Sparling G.P.,University of Waikato |
Littler R.,University of Waikato |
Schipper L.A.,University of Waikato |
Stevenson B.,Landcare Research |
And 2 more authors.
Soil Research | Year: 2015
Application to land is the preferred method for the treatment of wastewaters in New Zealand. For land treatment to be effective, it is essential that the soils can accept the volumes of wastewater applied and degrade or store the constituents in the wastewater. We report on 14 soil chemical, biochemical and physical characteristics of soils (0-10cm depth) used for wastewater treatment at the Fonterra dairy factories at Hautapu, Lichfield and Edgecumbe in the North Island of New Zealand. The soils are under grazed pasture for dairying and receive wastewater by spray irrigation. The soils were monitored approximately every 2 years between 1995 and 2005 and at the end of monitoring had been under irrigation for 10-26 years.
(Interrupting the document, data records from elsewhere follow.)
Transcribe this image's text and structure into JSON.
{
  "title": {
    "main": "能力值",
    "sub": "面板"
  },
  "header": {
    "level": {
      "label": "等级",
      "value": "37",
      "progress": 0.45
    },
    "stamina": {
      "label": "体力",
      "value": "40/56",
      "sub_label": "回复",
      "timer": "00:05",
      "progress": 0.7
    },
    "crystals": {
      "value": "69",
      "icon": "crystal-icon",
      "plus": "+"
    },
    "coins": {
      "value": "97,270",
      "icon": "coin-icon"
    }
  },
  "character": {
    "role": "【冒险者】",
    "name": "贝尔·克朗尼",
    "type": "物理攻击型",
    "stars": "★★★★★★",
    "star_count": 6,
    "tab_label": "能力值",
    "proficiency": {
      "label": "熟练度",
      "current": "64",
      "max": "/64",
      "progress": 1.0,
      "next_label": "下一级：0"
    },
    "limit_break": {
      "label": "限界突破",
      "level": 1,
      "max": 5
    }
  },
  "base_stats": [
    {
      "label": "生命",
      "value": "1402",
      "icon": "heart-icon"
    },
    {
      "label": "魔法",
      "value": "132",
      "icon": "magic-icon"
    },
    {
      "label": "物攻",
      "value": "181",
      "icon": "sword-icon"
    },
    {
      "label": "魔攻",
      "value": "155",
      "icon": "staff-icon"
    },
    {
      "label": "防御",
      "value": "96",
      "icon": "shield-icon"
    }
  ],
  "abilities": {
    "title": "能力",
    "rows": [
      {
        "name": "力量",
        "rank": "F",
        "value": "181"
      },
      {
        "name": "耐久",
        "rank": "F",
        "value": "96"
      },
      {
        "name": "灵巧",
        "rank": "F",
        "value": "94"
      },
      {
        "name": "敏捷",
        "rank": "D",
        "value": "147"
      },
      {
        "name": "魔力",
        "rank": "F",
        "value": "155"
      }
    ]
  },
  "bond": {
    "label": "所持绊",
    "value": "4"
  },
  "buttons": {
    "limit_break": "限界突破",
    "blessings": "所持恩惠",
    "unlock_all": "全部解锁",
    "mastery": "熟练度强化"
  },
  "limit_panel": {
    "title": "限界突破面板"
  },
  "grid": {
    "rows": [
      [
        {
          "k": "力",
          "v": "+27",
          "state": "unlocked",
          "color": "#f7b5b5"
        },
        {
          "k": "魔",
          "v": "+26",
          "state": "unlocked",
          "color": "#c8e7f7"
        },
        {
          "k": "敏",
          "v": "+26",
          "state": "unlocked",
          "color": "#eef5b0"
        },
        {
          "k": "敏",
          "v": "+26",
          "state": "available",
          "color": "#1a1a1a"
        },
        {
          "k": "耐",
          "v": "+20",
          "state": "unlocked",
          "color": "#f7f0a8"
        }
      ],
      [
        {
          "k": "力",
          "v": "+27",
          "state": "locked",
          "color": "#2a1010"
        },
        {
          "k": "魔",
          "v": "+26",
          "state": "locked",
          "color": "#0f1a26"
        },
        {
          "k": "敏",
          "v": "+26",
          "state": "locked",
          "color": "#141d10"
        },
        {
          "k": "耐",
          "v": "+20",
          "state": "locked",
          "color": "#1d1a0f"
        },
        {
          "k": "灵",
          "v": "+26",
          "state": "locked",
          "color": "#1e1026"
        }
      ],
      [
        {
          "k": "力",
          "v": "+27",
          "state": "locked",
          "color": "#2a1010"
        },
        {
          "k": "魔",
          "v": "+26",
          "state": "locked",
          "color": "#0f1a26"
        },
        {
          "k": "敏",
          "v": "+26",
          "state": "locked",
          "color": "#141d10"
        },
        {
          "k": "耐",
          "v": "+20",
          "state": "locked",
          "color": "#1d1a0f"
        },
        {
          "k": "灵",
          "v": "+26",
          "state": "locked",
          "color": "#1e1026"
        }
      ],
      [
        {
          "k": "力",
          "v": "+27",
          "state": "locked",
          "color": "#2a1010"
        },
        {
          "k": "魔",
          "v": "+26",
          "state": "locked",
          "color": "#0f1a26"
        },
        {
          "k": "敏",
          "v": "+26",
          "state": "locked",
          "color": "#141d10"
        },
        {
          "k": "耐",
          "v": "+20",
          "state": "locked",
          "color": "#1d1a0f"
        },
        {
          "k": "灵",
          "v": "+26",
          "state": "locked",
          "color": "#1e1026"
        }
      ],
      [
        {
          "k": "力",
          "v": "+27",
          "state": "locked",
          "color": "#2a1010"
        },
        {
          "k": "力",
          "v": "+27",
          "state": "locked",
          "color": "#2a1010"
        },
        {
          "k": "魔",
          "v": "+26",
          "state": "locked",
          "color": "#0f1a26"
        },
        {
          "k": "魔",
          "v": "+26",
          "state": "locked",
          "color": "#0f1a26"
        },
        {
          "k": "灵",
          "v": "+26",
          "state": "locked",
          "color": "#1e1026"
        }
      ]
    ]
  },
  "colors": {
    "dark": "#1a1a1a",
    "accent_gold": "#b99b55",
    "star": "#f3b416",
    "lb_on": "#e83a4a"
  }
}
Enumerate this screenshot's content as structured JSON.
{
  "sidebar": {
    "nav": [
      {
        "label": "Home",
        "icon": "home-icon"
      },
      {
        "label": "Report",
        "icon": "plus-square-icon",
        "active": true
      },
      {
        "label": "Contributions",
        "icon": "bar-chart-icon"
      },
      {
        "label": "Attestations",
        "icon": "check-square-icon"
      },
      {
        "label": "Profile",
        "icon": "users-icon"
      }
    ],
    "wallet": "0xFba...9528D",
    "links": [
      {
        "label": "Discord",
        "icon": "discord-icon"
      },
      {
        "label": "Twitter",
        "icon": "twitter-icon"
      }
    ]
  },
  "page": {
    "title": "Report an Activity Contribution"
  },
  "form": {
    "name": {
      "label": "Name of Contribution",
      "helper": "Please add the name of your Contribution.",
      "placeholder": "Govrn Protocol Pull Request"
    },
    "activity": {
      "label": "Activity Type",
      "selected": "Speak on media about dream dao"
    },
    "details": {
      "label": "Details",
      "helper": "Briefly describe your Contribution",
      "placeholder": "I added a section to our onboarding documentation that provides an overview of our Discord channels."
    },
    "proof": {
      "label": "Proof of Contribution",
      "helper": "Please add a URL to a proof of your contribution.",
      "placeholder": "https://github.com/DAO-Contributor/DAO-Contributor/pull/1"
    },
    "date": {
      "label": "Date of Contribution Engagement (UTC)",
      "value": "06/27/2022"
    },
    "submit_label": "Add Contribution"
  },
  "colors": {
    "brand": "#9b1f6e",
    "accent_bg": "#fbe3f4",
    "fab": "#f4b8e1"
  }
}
Matched, non-irrigated pasture soils on adjacent dairy farms were sampled for comparison. The wastewater composition from the three factories differed, reflecting the products manufactured. Loadings were greatest at the Hautapu factory, which also had the longest history of irrigation (26 years). At all three sites, the physical characteristics of irrigated soils were very similar to their non-irrigated comparisons. A consistent trend was for microbial mass and activity, and particularly nitrogen (N) turnover, to be markedly greater on the irrigated soils. The C (carbon):N ratios of irrigated and non-irrigated soils at Lichfield and Edgecumbe were similar, but at Hautapu the C:N ratio of irrigated soil was 8.3 and significantly (P<0.05) lower than non-irrigated soil (11.1), suggesting little further capacity to store additional N as organic matter. Irrigation tended to increase the soil pH at all sites to above neutral even though the wastewater was acidic. We consider that the characteristics of irrigated soils at Edgecumbe and Lichfield factories are generally satisfactory. Fonterra is continuing to reduce loadings in both composition and volumes of wastewater irrigated. © 2015 CSIRO.
Mitchell M.D.,University of Queensland |
Mitchell M.D.,University of Auckland |
Henare K.,University of Auckland |
Balakrishnan B.,University of Auckland |
And 3 more authors.
Placenta | Year: 2012
Objectives: Gangliosides are structural and functional glycosphingolipids, considered to have important roles in neuronal development in fetal and neonatal development and in memory formation. In this report, we have investigated the ability of bovine milk-derived gangliosides GM3 and GD3 to cross the human placenta. Study design: We have employed the ex-vivo model of dually-perfused isolated human placental lobules. Results: There was significant uptake of both GD3 and GM3 from the maternal perfusate. There was significant increase of GM3 in the fetal side and a non-statistically significant trend for GD3 to increase on the fetal side. Conclusions: Hence an apparent preference for GM3 release into fetal circulation. We suggest that gangliosides consumed by the mother enter her circulation, can be transferred across the placenta and may be available to the developing fetus for building neural connections. © 2012 Elsevier Ltd. All rights reserved.